| What is needed |
Each record below is to be output with no change at all.
Dataset START
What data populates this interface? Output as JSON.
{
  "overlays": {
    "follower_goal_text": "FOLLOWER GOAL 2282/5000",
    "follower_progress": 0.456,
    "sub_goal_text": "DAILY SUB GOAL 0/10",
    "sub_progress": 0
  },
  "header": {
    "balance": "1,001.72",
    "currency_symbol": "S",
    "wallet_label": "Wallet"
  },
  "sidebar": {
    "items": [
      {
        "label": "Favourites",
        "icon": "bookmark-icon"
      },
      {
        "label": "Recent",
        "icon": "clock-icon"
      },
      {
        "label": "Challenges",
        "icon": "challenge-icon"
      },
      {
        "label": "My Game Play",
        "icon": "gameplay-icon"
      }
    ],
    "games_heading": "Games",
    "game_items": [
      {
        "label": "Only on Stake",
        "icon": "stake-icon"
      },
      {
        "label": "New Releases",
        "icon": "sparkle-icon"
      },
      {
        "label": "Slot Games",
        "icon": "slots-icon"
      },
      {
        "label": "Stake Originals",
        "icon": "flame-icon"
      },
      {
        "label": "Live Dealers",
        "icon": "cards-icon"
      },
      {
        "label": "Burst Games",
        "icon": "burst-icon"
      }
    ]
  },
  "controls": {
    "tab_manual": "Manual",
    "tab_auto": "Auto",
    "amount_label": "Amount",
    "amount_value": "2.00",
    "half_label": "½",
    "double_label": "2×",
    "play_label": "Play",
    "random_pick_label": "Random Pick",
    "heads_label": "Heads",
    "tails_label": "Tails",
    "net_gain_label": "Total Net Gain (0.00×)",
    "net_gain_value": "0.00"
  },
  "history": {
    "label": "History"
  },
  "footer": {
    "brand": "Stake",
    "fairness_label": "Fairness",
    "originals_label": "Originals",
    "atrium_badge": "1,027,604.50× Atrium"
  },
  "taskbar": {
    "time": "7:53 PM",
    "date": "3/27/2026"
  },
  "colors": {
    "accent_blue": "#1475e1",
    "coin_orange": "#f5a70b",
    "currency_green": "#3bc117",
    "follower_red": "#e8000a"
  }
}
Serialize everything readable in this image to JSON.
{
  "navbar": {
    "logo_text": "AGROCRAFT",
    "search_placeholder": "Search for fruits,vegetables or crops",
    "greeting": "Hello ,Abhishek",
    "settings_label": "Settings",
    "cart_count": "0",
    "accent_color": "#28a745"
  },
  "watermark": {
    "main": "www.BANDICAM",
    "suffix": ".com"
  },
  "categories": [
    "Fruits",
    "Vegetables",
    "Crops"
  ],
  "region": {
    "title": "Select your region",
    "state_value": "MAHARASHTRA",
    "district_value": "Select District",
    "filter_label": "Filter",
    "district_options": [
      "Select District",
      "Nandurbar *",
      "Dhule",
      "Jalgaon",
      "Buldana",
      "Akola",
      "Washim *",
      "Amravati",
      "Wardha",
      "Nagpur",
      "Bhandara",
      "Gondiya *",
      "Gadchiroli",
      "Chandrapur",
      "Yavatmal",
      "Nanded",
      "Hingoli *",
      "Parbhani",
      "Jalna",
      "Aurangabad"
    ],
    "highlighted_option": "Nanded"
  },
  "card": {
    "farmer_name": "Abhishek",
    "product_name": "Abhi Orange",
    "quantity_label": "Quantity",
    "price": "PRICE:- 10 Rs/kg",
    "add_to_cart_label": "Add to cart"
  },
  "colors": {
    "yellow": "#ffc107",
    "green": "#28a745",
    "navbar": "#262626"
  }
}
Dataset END
| Exercise response |
What data populates this interface? Output as JSON.
{
  "overlays": {
    "follower_goal_text": "FOLLOWER GOAL 2282/5000",
    "follower_progress": 0.456,
    "sub_goal_text": "DAILY SUB GOAL 0/10",
    "sub_progress": 0
  },
  "header": {
    "balance": "1,001.72",
    "currency_symbol": "S",
    "wallet_label": "Wallet"
  },
  "sidebar": {
    "items": [
      {
        "label": "Favourites",
        "icon": "bookmark-icon"
      },
      {
        "label": "Recent",
        "icon": "clock-icon"
      },
      {
        "label": "Challenges",
        "icon": "challenge-icon"
      },
      {
        "label": "My Game Play",
        "icon": "gameplay-icon"
      }
    ],
    "games_heading": "Games",
    "game_items": [
      {
        "label": "Only on Stake",
        "icon": "stake-icon"
      },
      {
        "label": "New Releases",
        "icon": "sparkle-icon"
      },
      {
        "label": "Slot Games",
        "icon": "slots-icon"
      },
      {
        "label": "Stake Originals",
        "icon": "flame-icon"
      },
      {
        "label": "Live Dealers",
        "icon": "cards-icon"
      },
      {
        "label": "Burst Games",
        "icon": "burst-icon"
      }
    ]
  },
  "controls": {
    "tab_manual": "Manual",
    "tab_auto": "Auto",
    "amount_label": "Amount",
    "amount_value": "2.00",
    "half_label": "½",
    "double_label": "2×",
    "play_label": "Play",
    "random_pick_label": "Random Pick",
    "heads_label": "Heads",
    "tails_label": "Tails",
    "net_gain_label": "Total Net Gain (0.00×)",
    "net_gain_value": "0.00"
  },
  "history": {
    "label": "History"
  },
  "footer": {
    "brand": "Stake",
    "fairness_label": "Fairness",
    "originals_label": "Originals",
    "atrium_badge": "1,027,604.50× Atrium"
  },
  "taskbar": {
    "time": "7:53 PM",
    "date": "3/27/2026"
  },
  "colors": {
    "accent_blue": "#1475e1",
    "coin_orange": "#f5a70b",
    "currency_green": "#3bc117",
    "follower_red": "#e8000a"
  }
}
Serialize everything readable in this image to JSON.
{
  "navbar": {
    "logo_text": "AGROCRAFT",
    "search_placeholder": "Search for fruits,vegetables or crops",
    "greeting": "Hello ,Abhishek",
    "settings_label": "Settings",
    "cart_count": "0",
    "accent_color": "#28a745"
  },
  "watermark": {
    "main": "www.BANDICAM",
    "suffix": ".com"
  },
  "categories": [
    "Fruits",
    "Vegetables",
    "Crops"
  ],
  "region": {
    "title": "Select your region",
    "state_value": "MAHARASHTRA",
    "district_value": "Select District",
    "filter_label": "Filter",
    "district_options": [
      "Select District",
      "Nandurbar *",
      "Dhule",
      "Jalgaon",
      "Buldana",
      "Akola",
      "Washim *",
      "Amravati",
      "Wardha",
      "Nagpur",
      "Bhandara",
      "Gondiya *",
      "Gadchiroli",
      "Chandrapur",
      "Yavatmal",
      "Nanded",
      "Hingoli *",
      "Parbhani",
      "Jalna",
      "Aurangabad"
    ],
    "highlighted_option": "Nanded"
  },
  "card": {
    "farmer_name": "Abhishek",
    "product_name": "Abhi Orange",
    "quantity_label": "Quantity",
    "price": "PRICE:- 10 Rs/kg",
    "add_to_cart_label": "Add to cart"
  },
  "colors": {
    "yellow": "#ffc107",
    "green": "#28a745",
    "navbar": "#262626"
  }
}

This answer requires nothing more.